Let’s take an example. God is our Father. If we take Father as a metaphor, we understand that there are aspects of ‘making’ us and giving us life, sustaining and caring for us, being wise and leading us. Over the millennia, and from one culture to another, the exact idea changes but basically we get the idea.
Unless – we project onto God our own ideas based on taking the metaphor too far. Say, ‘God is male because he is Father, not Mother’ or the dangerous idea that a father can invoke God’s right to judge and punish in whatever way he sees fit, confusing rage and frustration with God’s holy anger. For far too many people, God as Father is not an immediately comforting thought.
Thematic photography, you might call it. Bible analogies are ANALOGIES. Not saying one thing is another, but one thing is like another in some ways. Anthropomorphic language, especially male-centric language, has to be understood as it is – analogy. Father doesn’t mean God is male. Penal substitution can’t become doctrine beyond what writers wanted to draw as analogies with secular law. Every analogy breaks down at some point.
There is plenty of diversity within God’s collection of images of his Salvation Story. Different lenses, techniques, styles and genres. No surprise there – he created diversity, he loves it. We needn’t worry that he sometimes zooms in on one nation and at other times pans out to take in the panorama. That he shows us pictures of the same thing seen from another angle. Some people will be drawn to prophetic images, others to practical advice, others still to stories of miracles or songs or even scary apocalyptic stuff about giant locusts firing from their tails.

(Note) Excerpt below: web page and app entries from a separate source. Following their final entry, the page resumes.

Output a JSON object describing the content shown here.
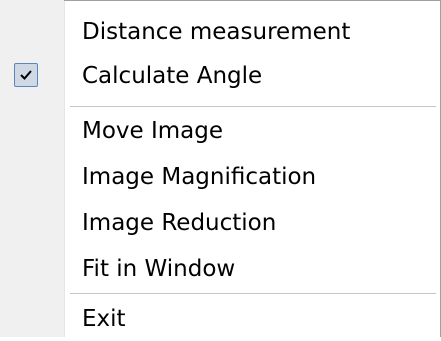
{
  "menu": {
    "items": [
      {
        "label": "Distance measurement",
        "checked": false
      },
      {
        "label": "Calculate Angle",
        "checked": true
      },
      {
        "label": "Move Image",
        "checked": false
      },
      {
        "label": "Image Magnification",
        "checked": false
      },
      {
        "label": "Image Reduction",
        "checked": false
      },
      {
        "label": "Fit in Window",
        "checked": false
      },
      {
        "label": "Exit",
        "checked": false
      }
    ]
  },
  "colors": {
    "gutter": "#f0f0f0",
    "checkbox_fill": "#cfd9e6",
    "checkbox_border": "#5c86b8",
    "separator": "#c5c5c5"
  },
  "icons": {
    "check": "checkmark-icon"
  }
}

A cell can be dissected and understood accurately in terms of its structure, its functions and processes. But as soon as it is dissected, it dies. Art too – words, images – can be dissected and understood, but at a cost. Understanding the images in the Bible is important; our brains are a gift from God as much as our hearts, souls and every other bit. But doctrine is not the ultimate aim. The eternal purpose is the worship of God, and for us union with the Holy Trinity in the Reign of God on earth as in heaven.
Here’s the way I see it ...

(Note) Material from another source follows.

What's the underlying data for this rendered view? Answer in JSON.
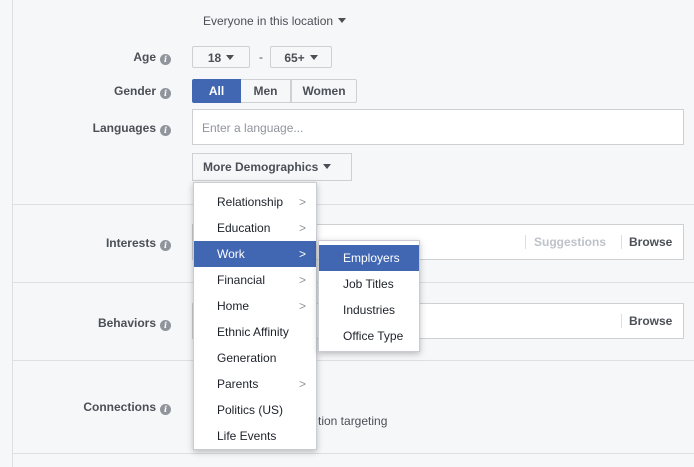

In the beginning: God.
At some point in eternity, God made space and time.
At some point in space-time, creation reached its pinnacle and God made humans as sentient beings, in his own image.
Things went wrong at the Fall and humans messed up the relationships with God and each other.
God started a long, slow, patient pedagogy, reaching into our encultured lives in ways that we would understand, all in order to bring us back to him and make things good again, like it was supposed to be in the first place.
In communicating with us, he used images that are anthropologically quite universal, such as father, fire, wind, rest. And he used images that are quite culture-bound like shepherds, bread, tents and wine. These images are placed in a Great Narrative, the Salvation History of the Bible.
Images help us on our way. Our response to these God-revealed pictures should be to fall down and worship. Understanding may come, even fleetingly, questions may be answered. But confronted with Great Salvation Story, we fall to our knees in grateful worship.
I hope as I continue to study that I can keep admiring the wonderful images in the Scriptures, enjoying them and being transformed by them, and not get too distracted by the bumpy bits where we add two and two and make fifteen, and the rough sketchy bits we've added because we're scared by the blanks.